“The Zyprexa Papers,” by Jim Gottstein ’78 (Samizdat Health)
As an attorney in Alaska representing people diagnosed with serious mental illness, Jim Gottstein provided documents to The New York Times that became the basis for an exposé. It contended that Eli Lilly had suppressed information that its antipsychotic drug Zyprexa was linked to negative health outcomes including diabetes. The book chronicles his legal fight against Lilly, his advocacy for a psychiatric patient who was forced to take the drug, and the patients who helped ensure that information about the drug was available to the public. The founder of the Law Project for Psychiatric Rights, Gottstein also details his personal experience with the mental health system.
“Insanity Defense: Why Our Failure to Confront Hard National Security Problems Makes Us Less Safe,” by Jane Harman ’69 (St. Martin’s Press)
Former Congresswoman Jane Harman offers her analysis of policy missteps of presidential administrations and recommends changes to bolster national security. Problems began, she contends, when defense and intelligence spending was cut after the end of the Cold War without a strategy to face future threats, and then continued with the response to the 9/11 attacks, including the treatment of enemy combatants and the failure to prevent subsequent terror attacks. She calls for Congress to stop presidential overreach and for government officials “to do the right thing even when there is no great political benefit and when there is potentially a real political cost.”
“People in Spite of History: Stories Found in an Attorney Archive in the Banat Region,” by Tibor Várady S.J.D. ’70 (Central European University Press)
When Tibor Várady began looking through more than 100 years of files of his family’s law firm in a Serbian city in the Banat region of Eastern Europe, he found not only client information.

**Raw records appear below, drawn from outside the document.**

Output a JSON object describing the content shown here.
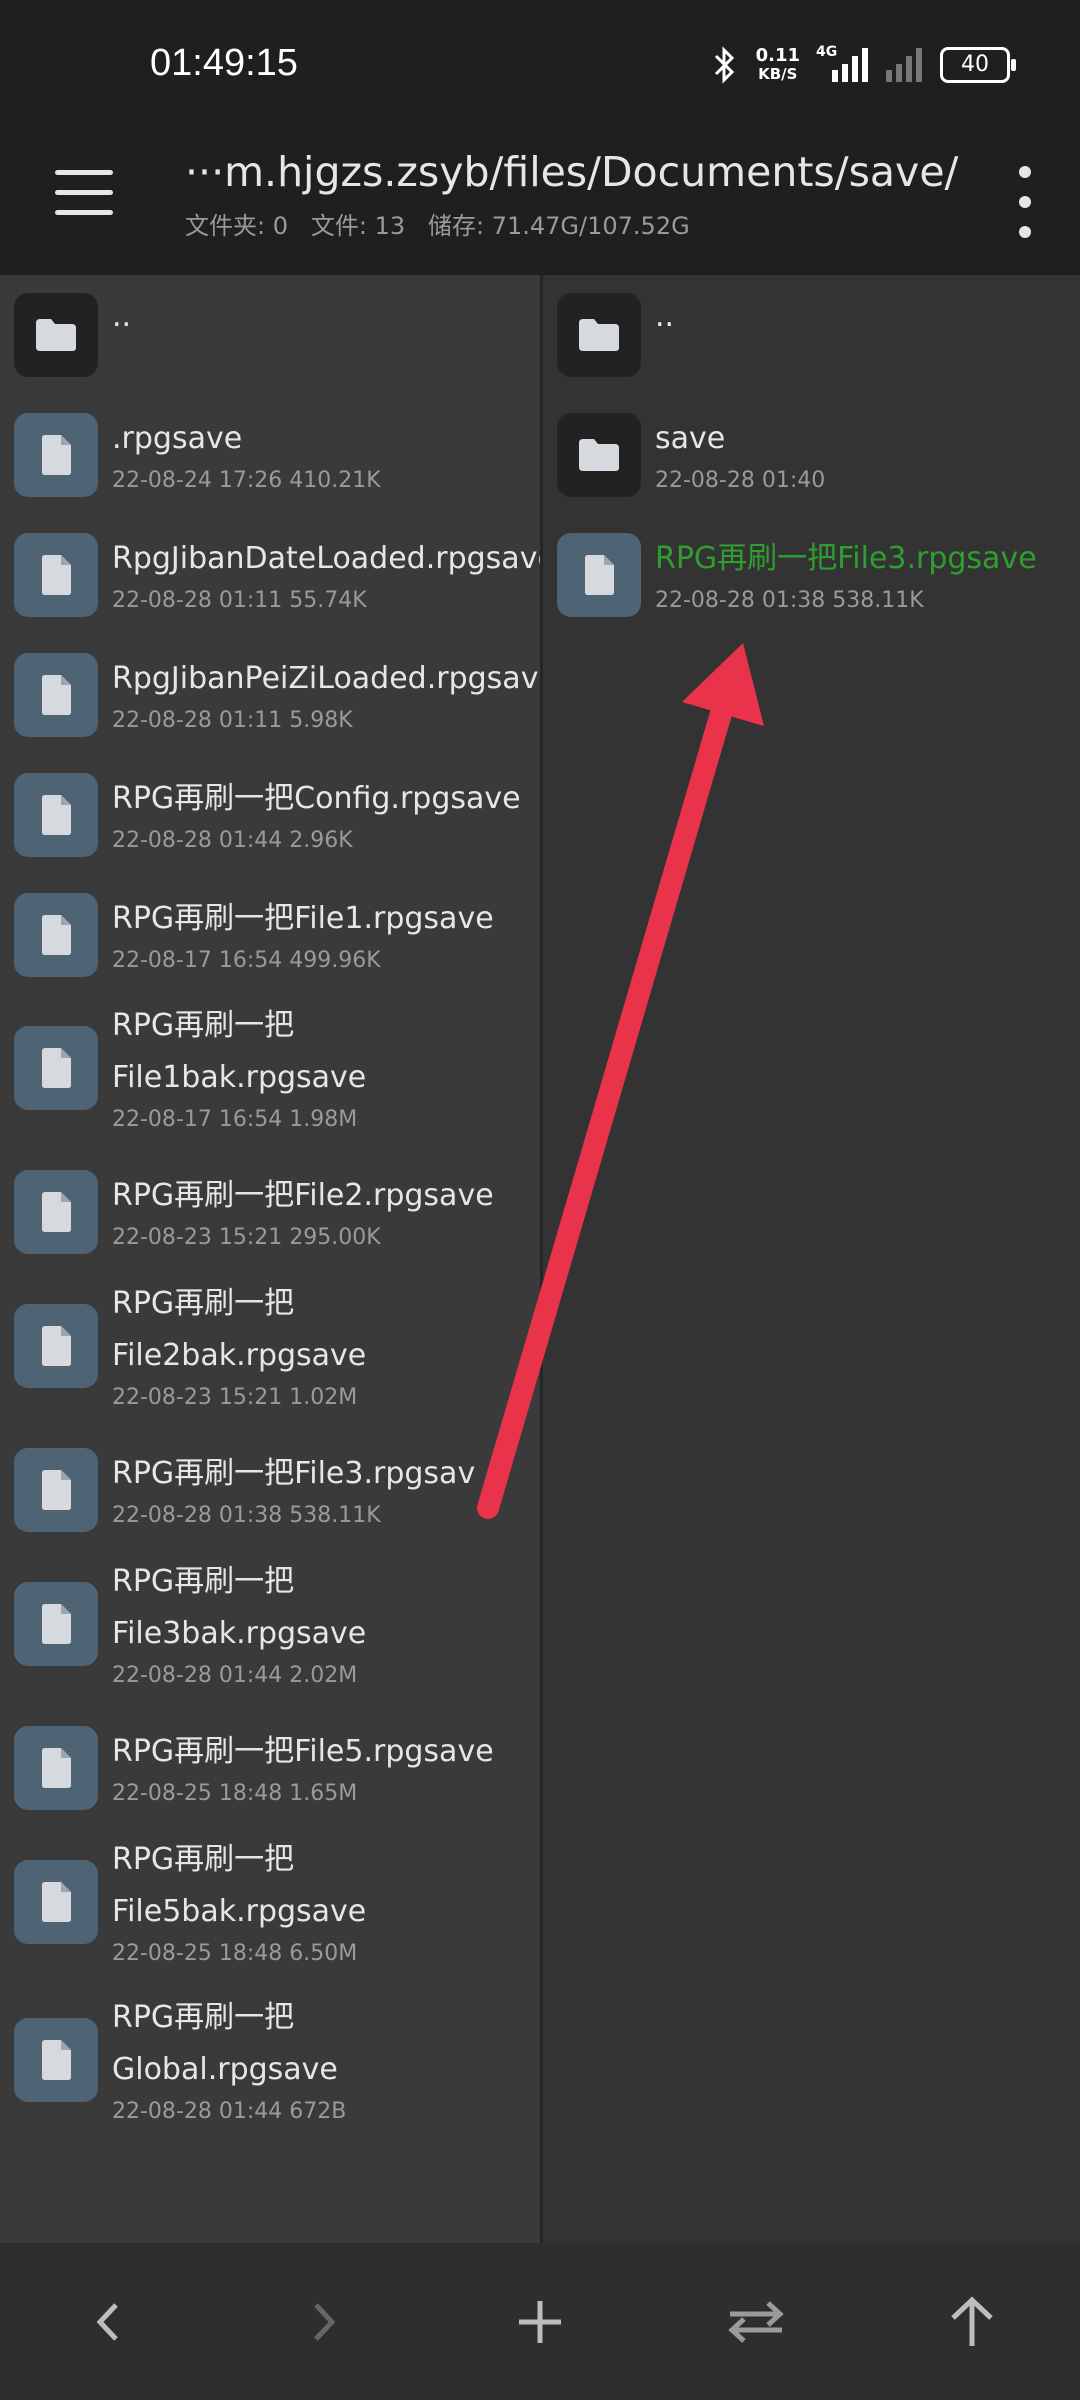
{
  "status": {
    "time": "01:49:15",
    "net_speed_value": "0.11",
    "net_speed_unit": "KB/S",
    "network": "4G",
    "battery": "40"
  },
  "appbar": {
    "path": "···m.hjgzs.zsyb/files/Documents/save/",
    "info": "文件夹: 0   文件: 13   储存: 71.47G/107.52G"
  },
  "left_pane": {
    "items": [
      {
        "name": "..",
        "type": "folder"
      },
      {
        "name": ".rpgsave",
        "meta": "22-08-24 17:26 410.21K"
      },
      {
        "name": "RpgJibanDateLoaded.rpgsave",
        "meta": "22-08-28 01:11 55.74K"
      },
      {
        "name": "RpgJibanPeiZiLoaded.rpgsave",
        "meta": "22-08-28 01:11 5.98K"
      },
      {
        "name": "RPG再刷一把Config.rpgsave",
        "meta": "22-08-28 01:44 2.96K"
      },
      {
        "name": "RPG再刷一把File1.rpgsave",
        "meta": "22-08-17 16:54 499.96K"
      },
      {
        "name1": "RPG再刷一把",
        "name2": "File1bak.rpgsave",
        "meta": "22-08-17 16:54 1.98M"
      },
      {
        "name": "RPG再刷一把File2.rpgsave",
        "meta": "22-08-23 15:21 295.00K"
      },
      {
        "name1": "RPG再刷一把",
        "name2": "File2bak.rpgsave",
        "meta": "22-08-23 15:21 1.02M"
      },
      {
        "name": "RPG再刷一把File3.rpgsav",
        "meta": "22-08-28 01:38 538.11K"
      },
      {
        "name1": "RPG再刷一把",
        "name2": "File3bak.rpgsave",
        "meta": "22-08-28 01:44 2.02M"
      },
      {
        "name": "RPG再刷一把File5.rpgsave",
        "meta": "22-08-25 18:48 1.65M"
      },
      {
        "name1": "RPG再刷一把",
        "name2": "File5bak.rpgsave",
        "meta": "22-08-25 18:48 6.50M"
      },
      {
        "name1": "RPG再刷一把",
        "name2": "Global.rpgsave",
        "meta": "22-08-28 01:44 672B"
      }
    ]
  },
  "right_pane": {
    "items": [
      {
        "name": "..",
        "type": "folder"
      },
      {
        "name": "save",
        "meta": "22-08-28 01:40",
        "type": "folder"
      },
      {
        "name": "RPG再刷一把File3.rpgsave",
        "meta": "22-08-28 01:38 538.11K",
        "highlight_color": "#2e9e2e"
      }
    ]
  },
  "colors": {
    "annotation_arrow": "#e8334a",
    "file_icon_bg": "#4e6475",
    "folder_icon_bg": "#222222"
  }
}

He uncovered a history of the people of the region during world wars and under control of multiple states. The author recounts the prosecution of those who were accused of taking the “people’s property” during Communist rule, even of one man who slaughtered his own calf, and efforts to defend Jews, including sham divorces undertaken to protect the children of mixed marriages during World War II. The archives reveal what has been lost elsewhere, Várady writes: the everyday lives of those who struggled through events memorialized in history books.
“Hatchet Man: How Bill Barr Broke the Prosecutor’s Code and Corrupted the Justice Department,” by Elie Honig ’00 (HarperCollins)

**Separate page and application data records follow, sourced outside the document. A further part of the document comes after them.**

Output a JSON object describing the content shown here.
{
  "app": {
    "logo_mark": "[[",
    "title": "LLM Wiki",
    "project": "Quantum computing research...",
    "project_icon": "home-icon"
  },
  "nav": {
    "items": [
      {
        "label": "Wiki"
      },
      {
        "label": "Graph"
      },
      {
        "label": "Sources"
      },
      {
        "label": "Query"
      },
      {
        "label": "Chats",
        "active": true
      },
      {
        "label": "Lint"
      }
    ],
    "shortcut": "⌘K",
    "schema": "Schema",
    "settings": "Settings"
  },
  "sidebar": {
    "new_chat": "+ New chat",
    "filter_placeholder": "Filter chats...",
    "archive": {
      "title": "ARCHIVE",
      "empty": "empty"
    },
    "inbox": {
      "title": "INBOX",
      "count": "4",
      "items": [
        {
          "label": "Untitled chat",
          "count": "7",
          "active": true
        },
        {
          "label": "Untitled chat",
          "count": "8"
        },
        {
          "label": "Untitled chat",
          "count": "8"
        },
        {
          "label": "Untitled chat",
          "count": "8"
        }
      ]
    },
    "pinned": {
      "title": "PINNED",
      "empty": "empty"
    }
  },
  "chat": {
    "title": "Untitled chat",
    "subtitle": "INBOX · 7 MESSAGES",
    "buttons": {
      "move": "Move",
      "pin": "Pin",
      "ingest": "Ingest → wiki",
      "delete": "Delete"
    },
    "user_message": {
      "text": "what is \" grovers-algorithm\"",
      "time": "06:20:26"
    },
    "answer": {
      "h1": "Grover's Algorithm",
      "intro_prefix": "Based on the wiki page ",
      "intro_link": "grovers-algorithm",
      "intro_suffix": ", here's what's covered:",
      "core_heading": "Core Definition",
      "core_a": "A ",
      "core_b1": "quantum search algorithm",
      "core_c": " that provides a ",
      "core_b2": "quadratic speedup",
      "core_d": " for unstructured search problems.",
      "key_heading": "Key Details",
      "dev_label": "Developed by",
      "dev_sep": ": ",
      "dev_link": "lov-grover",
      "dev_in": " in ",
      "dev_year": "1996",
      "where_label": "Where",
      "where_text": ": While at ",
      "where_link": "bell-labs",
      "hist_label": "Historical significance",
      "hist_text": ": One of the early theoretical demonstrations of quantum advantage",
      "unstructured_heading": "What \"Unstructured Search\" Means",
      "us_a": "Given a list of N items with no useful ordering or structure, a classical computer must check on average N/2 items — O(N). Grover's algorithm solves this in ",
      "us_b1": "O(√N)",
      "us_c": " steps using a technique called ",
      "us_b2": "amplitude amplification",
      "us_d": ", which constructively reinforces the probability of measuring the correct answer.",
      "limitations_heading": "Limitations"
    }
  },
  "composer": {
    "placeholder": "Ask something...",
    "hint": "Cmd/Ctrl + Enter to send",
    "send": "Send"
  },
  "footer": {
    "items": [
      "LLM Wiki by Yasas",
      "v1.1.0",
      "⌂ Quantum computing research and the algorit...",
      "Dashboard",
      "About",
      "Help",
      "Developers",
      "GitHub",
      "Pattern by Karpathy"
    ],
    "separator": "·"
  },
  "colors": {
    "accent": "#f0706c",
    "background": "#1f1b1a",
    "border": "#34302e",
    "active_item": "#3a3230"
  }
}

When news broke that Bill Barr was nominated to be U.S. attorney general by President Donald Trump, Elie Honig commented on CNN that the nominee was qualified and respected. But Barr’s tenure as AG inspired Honig to rethink his assessment in this book, drawing on Honig’s experience as a federal and state prosecutor. According to the author, Barr violated the prosecutor’s code, by lying to support the president, injecting partisanship into his work as AG, and imposing his own legal and philosophical views on the Justice Department. Honig offers reforms that he contends would restore the department’s independence.

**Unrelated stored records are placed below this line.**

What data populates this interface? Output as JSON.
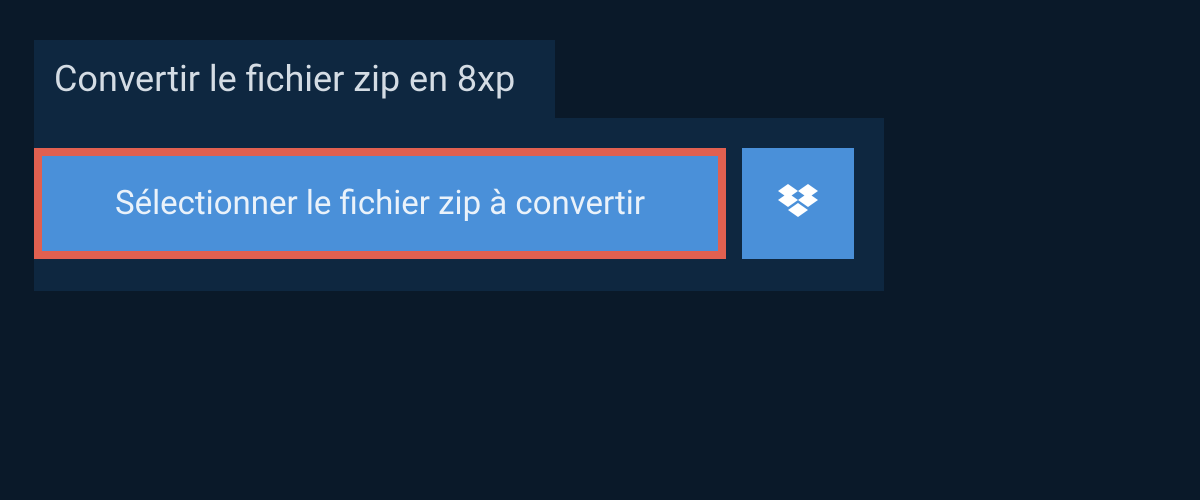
{
  "header": {
    "title": "Convertir le fichier zip en 8xp"
  },
  "upload": {
    "select_label": "Sélectionner le fichier zip à convertir",
    "dropbox_icon": "dropbox-icon"
  },
  "colors": {
    "background": "#0a1929",
    "panel": "#0e2740",
    "button": "#4a90d9",
    "highlight_border": "#e16050"
  }
}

“Perilous Medicine: The Struggle to Protect Health Care from the Violence of War,” by Leonard Rubenstein ’75 (Columbia University Press)
Previously president of Physicians for Human Rights and currently director of the Program on Human Rights and Health in Conflict at Johns Hopkins, Leonard Rubenstein presents case studies of violence against health personnel and institutions during wartime, including the stories of health care workers he has encountered over the 25 years he has been investigating the issue. He examines the logic of the perpetrators in conflicts in places such as Syria, where the Assad regime arrested and tortured health workers who treated protesters, and Yemen, where Saudi Arabia bombed dozens of hospitals. “It is not the inevitability of massive assaults on health care that allows the violence to continue,” he writes, “but the abdication of responsibility by those in a position to prevent and end impunity for them.”
“Flux: 8 Superpowers for Thriving in Constant Change,” by April Rinne ’04 (Berrett-Koehler)
Change is a constant in life. Yet for many people it is also disorienting and makes life more difficult. In order to thrive in a world of ever-increasing change, we need to reshape our relationship to uncertainty, writes the author. April Rinne advises people to establish a “flux mindset” to enhance the ability to see opportunity in change. Each book chapter details a different “flux superpower,” ideas such as “run slower” to reduce stress and enhance discovery. Her own experience with profound and tragic change, the death of her parents from a car accident when she was 20, informed the lessons she imparts in the book.
“Humane: How the United States Abandoned Peace and Reinvented War,” by Samuel Moyn ’01 (Farrar, Straus and Giroux)
The U.S. has made a moral choice to prioritize humane war rather than global peace, Samuel Moyn asserts. In his book, he examines the consequences of that choice and how the country shifted toward the seemingly contradictory idea of war that seeks to minimize violence. He chronicles efforts to abolish war arising from the mass casualties in 20th-century conflicts. The attacks of 9/11 spurred a focus on international law and limiting collateral damage, while the advent of technology such as drones “made belligerency more humane.” Even if this vision of war may cause less damage, we should not lose sight of its risks, he contends, including acceptance of too much war.
Read an additional alumni book review by Justice Stephen Breyer ’64 from the Bulletin Winter 2022 issue.